In February, a refugee family from Afghanistan moved to Nyíregyháza and my congregation is supporting them (providing housing, and moral support?). It is a father and his three oldest sons. His other five children and wife are still in Afghanistan. They all speak pretty good English, so Rebekah, the other YAGM volunteer in Nyíregyháza, and I asked to get coffee with them sometime to get to know them. Just so you know, Hungary is not very welcoming to refugees, so all I could think of going into this meeting, was how horrible it must be for this family to live in a place where so many people are hostile to their presence. When we sat down and got to talking, the father completely surprised me. He talked about how great it is to be able to go outside after 4pm and not be afraid of dying, and his joy in being able to be outside and relish it. This is not to say that the difficulties of this new life did not still weigh on him (like finding a job, learning a new language, being separated from his family...), but in this new, scary, and unknown life, there was still joy.
Even looking at the most literal form of new life, a baby, there is so much joy to be found, for the child and for those in its life. I am not a parent, but I can also imagine all the fear surrounding the unknown of that child, but the child manages to bring joy into what is still frightening. I have also recently been thinking about the new life at the other end of the spectrum as well. My grandfather on my dad's side was a Lutheran pastor, and continued to supply-preach well after he retired. Recently, my dad came into possession of a large amount of his old sermons, organized by the Sunday or holiday in the liturgical year. My grandpa died in January 2011. My dad has been emailing the family a copy of a sermon for each day that my grandpa has a sermon written for. It has been nice to hear/read a sermon in English and understand it, but it has also been an unexpected gift to get to know my grandpa's theological voice as I have only ever gotten to know through my dad and his brothers (not having been super into theological discussions before I was 18). The sermon my dad sent out for Easter was from 2008 (my dad thinks the last sermon he ever gave on Easter) on John 20:1-16. The sermon is about Jesus' first words to Mary Magdalene, "Why are you crying?" Like any good preacher, he sums up the whole sermon in his last sentence:

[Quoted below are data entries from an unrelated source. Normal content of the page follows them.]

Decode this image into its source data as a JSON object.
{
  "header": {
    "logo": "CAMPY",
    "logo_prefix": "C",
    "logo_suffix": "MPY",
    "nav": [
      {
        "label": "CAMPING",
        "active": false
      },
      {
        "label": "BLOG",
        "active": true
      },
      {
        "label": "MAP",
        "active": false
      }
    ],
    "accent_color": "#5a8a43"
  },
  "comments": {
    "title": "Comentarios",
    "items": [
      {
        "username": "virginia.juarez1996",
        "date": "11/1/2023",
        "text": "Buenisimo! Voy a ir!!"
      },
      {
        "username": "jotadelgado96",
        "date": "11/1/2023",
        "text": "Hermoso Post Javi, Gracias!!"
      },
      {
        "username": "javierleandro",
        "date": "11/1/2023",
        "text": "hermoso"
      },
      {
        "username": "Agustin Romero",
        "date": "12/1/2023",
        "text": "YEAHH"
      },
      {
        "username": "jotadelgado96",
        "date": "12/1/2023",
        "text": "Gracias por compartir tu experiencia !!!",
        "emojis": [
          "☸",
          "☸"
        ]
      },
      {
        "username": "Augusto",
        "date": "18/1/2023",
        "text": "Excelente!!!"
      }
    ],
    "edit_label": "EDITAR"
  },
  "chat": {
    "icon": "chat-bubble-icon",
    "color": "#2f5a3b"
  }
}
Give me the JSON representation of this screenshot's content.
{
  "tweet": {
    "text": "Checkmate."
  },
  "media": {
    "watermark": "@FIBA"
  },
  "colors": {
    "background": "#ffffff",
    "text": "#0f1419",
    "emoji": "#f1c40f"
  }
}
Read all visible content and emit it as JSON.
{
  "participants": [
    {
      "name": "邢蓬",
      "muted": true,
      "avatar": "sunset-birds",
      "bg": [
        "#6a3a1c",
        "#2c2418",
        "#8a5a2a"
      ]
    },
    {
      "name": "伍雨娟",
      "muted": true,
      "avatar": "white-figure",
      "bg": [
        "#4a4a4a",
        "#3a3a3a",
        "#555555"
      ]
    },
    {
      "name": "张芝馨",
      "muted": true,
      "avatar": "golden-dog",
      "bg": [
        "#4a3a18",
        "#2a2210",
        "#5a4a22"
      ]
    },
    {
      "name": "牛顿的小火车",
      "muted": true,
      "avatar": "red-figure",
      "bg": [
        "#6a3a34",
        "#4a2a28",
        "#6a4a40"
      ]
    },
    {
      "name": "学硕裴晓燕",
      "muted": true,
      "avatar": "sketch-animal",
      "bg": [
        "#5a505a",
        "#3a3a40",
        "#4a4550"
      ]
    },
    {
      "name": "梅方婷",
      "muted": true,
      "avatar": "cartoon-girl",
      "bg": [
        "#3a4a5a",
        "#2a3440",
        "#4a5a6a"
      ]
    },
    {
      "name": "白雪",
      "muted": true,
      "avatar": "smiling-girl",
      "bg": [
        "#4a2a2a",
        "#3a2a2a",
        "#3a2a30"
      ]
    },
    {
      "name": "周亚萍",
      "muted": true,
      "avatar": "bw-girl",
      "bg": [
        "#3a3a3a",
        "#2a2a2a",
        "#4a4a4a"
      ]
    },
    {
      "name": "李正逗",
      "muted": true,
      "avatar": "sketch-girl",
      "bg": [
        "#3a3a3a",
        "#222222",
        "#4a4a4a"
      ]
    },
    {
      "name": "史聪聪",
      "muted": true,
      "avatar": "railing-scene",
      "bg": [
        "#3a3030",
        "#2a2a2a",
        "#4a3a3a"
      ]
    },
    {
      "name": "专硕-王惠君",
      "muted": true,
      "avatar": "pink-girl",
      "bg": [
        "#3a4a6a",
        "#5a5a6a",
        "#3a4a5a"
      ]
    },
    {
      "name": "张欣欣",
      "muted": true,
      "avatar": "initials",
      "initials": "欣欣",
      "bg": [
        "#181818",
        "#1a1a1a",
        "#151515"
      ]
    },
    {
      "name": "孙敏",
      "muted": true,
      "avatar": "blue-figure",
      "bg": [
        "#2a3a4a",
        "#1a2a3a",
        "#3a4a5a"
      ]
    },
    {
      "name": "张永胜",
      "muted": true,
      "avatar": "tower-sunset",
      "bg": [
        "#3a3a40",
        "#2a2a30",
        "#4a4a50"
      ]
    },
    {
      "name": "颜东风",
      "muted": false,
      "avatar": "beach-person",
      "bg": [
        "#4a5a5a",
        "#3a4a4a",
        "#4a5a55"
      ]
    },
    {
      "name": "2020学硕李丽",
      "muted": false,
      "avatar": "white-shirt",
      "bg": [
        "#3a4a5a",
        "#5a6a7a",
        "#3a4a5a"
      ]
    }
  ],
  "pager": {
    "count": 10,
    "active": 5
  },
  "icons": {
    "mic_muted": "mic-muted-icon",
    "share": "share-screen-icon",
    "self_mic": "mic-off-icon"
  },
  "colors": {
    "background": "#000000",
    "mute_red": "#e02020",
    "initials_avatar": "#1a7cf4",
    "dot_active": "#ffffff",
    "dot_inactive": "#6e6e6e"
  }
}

"The first words of the risen Jesus are: “Why are you crying?” The living Jesus tells us He comes with His new life for us and to live it joyfully with us. There is now every reason for rejoicing and hope and confidence." (underlining done by my grandpa)
Reading this sermon, more than ever I reflect on that new everlasting life Jesus has gifted us by grace, through his death and resurrection. Jesus conquers death, the most unknown of any new life, and grants eternal life, which is still unknown, but that God grants us because God loves us, not because we deserve it. And even though this new life is scary and unknown, it surely must be joyful.
I am so grateful for the new life in Christ I have here in Hungary. I am glad for the families at the Anyaóvó that they have the opportunity for the joy of new life. In this new life, Jesus does not claim that it will be easy or pain free, but promises to live it joyfully with us. I don't know what the last two and a half months of this new life in Hungary will look like, or what my life in the States will resemble, or what comes next for my new friends from Afghanistan or for the kids I spend my afternoons with, but I know for me and hope for them, that it is forward in faith, with grace expectations, because by its nature, there is no new life, without the grace of God.